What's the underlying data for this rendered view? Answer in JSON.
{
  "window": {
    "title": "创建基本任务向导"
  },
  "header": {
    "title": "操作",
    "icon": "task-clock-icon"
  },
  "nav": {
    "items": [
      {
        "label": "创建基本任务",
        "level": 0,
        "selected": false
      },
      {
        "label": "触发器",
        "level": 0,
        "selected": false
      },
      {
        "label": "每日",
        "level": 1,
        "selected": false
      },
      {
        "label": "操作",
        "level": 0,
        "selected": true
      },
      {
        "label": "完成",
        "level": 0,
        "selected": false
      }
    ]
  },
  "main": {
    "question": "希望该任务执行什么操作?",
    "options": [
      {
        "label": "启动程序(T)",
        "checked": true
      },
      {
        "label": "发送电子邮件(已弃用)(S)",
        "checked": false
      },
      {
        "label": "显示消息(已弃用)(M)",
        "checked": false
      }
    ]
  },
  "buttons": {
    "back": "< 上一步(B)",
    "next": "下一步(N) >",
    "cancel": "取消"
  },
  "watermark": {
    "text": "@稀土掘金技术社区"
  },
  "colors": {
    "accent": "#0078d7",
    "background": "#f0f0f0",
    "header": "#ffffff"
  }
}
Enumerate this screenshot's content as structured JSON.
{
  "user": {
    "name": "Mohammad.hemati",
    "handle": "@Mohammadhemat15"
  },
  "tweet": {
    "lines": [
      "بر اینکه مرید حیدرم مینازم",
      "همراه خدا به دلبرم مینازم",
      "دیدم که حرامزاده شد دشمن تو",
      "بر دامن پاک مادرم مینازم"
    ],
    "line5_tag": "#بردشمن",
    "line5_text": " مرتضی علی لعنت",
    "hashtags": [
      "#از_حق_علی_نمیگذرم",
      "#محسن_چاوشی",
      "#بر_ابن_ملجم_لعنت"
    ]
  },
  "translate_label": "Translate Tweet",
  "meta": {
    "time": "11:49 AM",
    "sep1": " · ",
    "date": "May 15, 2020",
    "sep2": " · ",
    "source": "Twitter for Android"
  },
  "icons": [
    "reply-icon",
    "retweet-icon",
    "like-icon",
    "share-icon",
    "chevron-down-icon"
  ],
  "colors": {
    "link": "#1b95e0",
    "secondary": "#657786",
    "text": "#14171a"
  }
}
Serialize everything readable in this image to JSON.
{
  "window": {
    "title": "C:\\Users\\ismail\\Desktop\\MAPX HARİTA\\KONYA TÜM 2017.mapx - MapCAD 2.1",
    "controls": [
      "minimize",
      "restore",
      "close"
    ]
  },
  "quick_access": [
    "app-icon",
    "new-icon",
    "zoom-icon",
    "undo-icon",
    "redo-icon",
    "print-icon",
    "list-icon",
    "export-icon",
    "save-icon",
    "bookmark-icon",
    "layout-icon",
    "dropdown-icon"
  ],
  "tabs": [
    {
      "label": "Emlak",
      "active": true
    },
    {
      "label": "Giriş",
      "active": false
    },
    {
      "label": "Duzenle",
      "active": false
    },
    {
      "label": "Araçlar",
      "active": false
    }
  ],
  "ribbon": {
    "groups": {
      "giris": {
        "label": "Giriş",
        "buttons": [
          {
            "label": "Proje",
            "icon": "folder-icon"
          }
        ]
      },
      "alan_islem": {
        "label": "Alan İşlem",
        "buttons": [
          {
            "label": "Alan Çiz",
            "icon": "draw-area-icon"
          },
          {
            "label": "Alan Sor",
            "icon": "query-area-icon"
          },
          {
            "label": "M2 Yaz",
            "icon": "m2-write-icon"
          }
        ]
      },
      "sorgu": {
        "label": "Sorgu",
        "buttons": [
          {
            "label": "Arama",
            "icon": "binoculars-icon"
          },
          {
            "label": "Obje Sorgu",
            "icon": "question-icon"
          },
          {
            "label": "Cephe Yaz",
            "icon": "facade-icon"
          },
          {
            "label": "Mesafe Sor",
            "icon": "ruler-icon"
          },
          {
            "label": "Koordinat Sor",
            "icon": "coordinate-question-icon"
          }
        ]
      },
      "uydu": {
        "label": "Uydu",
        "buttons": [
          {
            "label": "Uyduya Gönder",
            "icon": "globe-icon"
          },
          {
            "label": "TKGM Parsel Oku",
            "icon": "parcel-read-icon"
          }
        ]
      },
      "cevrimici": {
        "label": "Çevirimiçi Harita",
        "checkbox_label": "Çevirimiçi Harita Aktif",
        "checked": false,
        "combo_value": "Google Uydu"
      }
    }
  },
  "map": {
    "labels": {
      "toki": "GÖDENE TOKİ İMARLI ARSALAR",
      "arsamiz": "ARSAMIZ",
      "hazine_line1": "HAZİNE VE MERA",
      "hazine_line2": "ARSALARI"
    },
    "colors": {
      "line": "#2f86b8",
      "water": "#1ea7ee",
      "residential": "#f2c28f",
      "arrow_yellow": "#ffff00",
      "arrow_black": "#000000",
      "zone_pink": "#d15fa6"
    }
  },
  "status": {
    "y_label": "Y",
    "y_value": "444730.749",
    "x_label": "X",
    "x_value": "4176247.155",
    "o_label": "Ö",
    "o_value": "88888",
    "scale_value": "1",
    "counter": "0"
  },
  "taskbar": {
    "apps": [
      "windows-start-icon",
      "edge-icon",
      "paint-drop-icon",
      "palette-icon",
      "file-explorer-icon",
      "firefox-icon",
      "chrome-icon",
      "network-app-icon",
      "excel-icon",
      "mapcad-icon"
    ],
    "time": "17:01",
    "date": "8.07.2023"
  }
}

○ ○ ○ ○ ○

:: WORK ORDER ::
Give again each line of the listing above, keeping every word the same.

:: THE COMPLETED TASK ::
What's the underlying data for this rendered view? Answer in JSON.
{
  "window": {
    "title": "创建基本任务向导"
  },
  "header": {
    "title": "操作",
    "icon": "task-clock-icon"
  },
  "nav": {
    "items": [
      {
        "label": "创建基本任务",
        "level": 0,
        "selected": false
      },
      {
        "label": "触发器",
        "level": 0,
        "selected": false
      },
      {
        "label": "每日",
        "level": 1,
        "selected": false
      },
      {
        "label": "操作",
        "level": 0,
        "selected": true
      },
      {
        "label": "完成",
        "level": 0,
        "selected": false
      }
    ]
  },
  "main": {
    "question": "希望该任务执行什么操作?",
    "options": [
      {
        "label": "启动程序(T)",
        "checked": true
      },
      {
        "label": "发送电子邮件(已弃用)(S)",
        "checked": false
      },
      {
        "label": "显示消息(已弃用)(M)",
        "checked": false
      }
    ]
  },
  "buttons": {
    "back": "< 上一步(B)",
    "next": "下一步(N) >",
    "cancel": "取消"
  },
  "watermark": {
    "text": "@稀土掘金技术社区"
  },
  "colors": {
    "accent": "#0078d7",
    "background": "#f0f0f0",
    "header": "#ffffff"
  }
}
Enumerate this screenshot's content as structured JSON.
{
  "user": {
    "name": "Mohammad.hemati",
    "handle": "@Mohammadhemat15"
  },
  "tweet": {
    "lines": [
      "بر اینکه مرید حیدرم مینازم",
      "همراه خدا به دلبرم مینازم",
      "دیدم که حرامزاده شد دشمن تو",
      "بر دامن پاک مادرم مینازم"
    ],
    "line5_tag": "#بردشمن",
    "line5_text": " مرتضی علی لعنت",
    "hashtags": [
      "#از_حق_علی_نمیگذرم",
      "#محسن_چاوشی",
      "#بر_ابن_ملجم_لعنت"
    ]
  },
  "translate_label": "Translate Tweet",
  "meta": {
    "time": "11:49 AM",
    "sep1": " · ",
    "date": "May 15, 2020",
    "sep2": " · ",
    "source": "Twitter for Android"
  },
  "icons": [
    "reply-icon",
    "retweet-icon",
    "like-icon",
    "share-icon",
    "chevron-down-icon"
  ],
  "colors": {
    "link": "#1b95e0",
    "secondary": "#657786",
    "text": "#14171a"
  }
}
Serialize everything readable in this image to JSON.
{
  "window": {
    "title": "C:\\Users\\ismail\\Desktop\\MAPX HARİTA\\KONYA TÜM 2017.mapx - MapCAD 2.1",
    "controls": [
      "minimize",
      "restore",
      "close"
    ]
  },
  "quick_access": [
    "app-icon",
    "new-icon",
    "zoom-icon",
    "undo-icon",
    "redo-icon",
    "print-icon",
    "list-icon",
    "export-icon",
    "save-icon",
    "bookmark-icon",
    "layout-icon",
    "dropdown-icon"
  ],
  "tabs": [
    {
      "label": "Emlak",
      "active": true
    },
    {
      "label": "Giriş",
      "active": false
    },
    {
      "label": "Duzenle",
      "active": false
    },
    {
      "label": "Araçlar",
      "active": false
    }
  ],
  "ribbon": {
    "groups": {
      "giris": {
        "label": "Giriş",
        "buttons": [
          {
            "label": "Proje",
            "icon": "folder-icon"
          }
        ]
      },
      "alan_islem": {
        "label": "Alan İşlem",
        "buttons": [
          {
            "label": "Alan Çiz",
            "icon": "draw-area-icon"
          },
          {
            "label": "Alan Sor",
            "icon": "query-area-icon"
          },
          {
            "label": "M2 Yaz",
            "icon": "m2-write-icon"
          }
        ]
      },
      "sorgu": {
        "label": "Sorgu",
        "buttons": [
          {
            "label": "Arama",
            "icon": "binoculars-icon"
          },
          {
            "label": "Obje Sorgu",
            "icon": "question-icon"
          },
          {
            "label": "Cephe Yaz",
            "icon": "facade-icon"
          },
          {
            "label": "Mesafe Sor",
            "icon": "ruler-icon"
          },
          {
            "label": "Koordinat Sor",
            "icon": "coordinate-question-icon"
          }
        ]
      },
      "uydu": {
        "label": "Uydu",
        "buttons": [
          {
            "label": "Uyduya Gönder",
            "icon": "globe-icon"
          },
          {
            "label": "TKGM Parsel Oku",
            "icon": "parcel-read-icon"
          }
        ]
      },
      "cevrimici": {
        "label": "Çevirimiçi Harita",
        "checkbox_label": "Çevirimiçi Harita Aktif",
        "checked": false,
        "combo_value": "Google Uydu"
      }
    }
  },
  "map": {
    "labels": {
      "toki": "GÖDENE TOKİ İMARLI ARSALAR",
      "arsamiz": "ARSAMIZ",
      "hazine_line1": "HAZİNE VE MERA",
      "hazine_line2": "ARSALARI"
    },
    "colors": {
      "line": "#2f86b8",
      "water": "#1ea7ee",
      "residential": "#f2c28f",
      "arrow_yellow": "#ffff00",
      "arrow_black": "#000000",
      "zone_pink": "#d15fa6"
    }
  },
  "status": {
    "y_label": "Y",
    "y_value": "444730.749",
    "x_label": "X",
    "x_value": "4176247.155",
    "o_label": "Ö",
    "o_value": "88888",
    "scale_value": "1",
    "counter": "0"
  },
  "taskbar": {
    "apps": [
      "windows-start-icon",
      "edge-icon",
      "paint-drop-icon",
      "palette-icon",
      "file-explorer-icon",
      "firefox-icon",
      "chrome-icon",
      "network-app-icon",
      "excel-icon",
      "mapcad-icon"
    ],
    "time": "17:01",
    "date": "8.07.2023"
  }
}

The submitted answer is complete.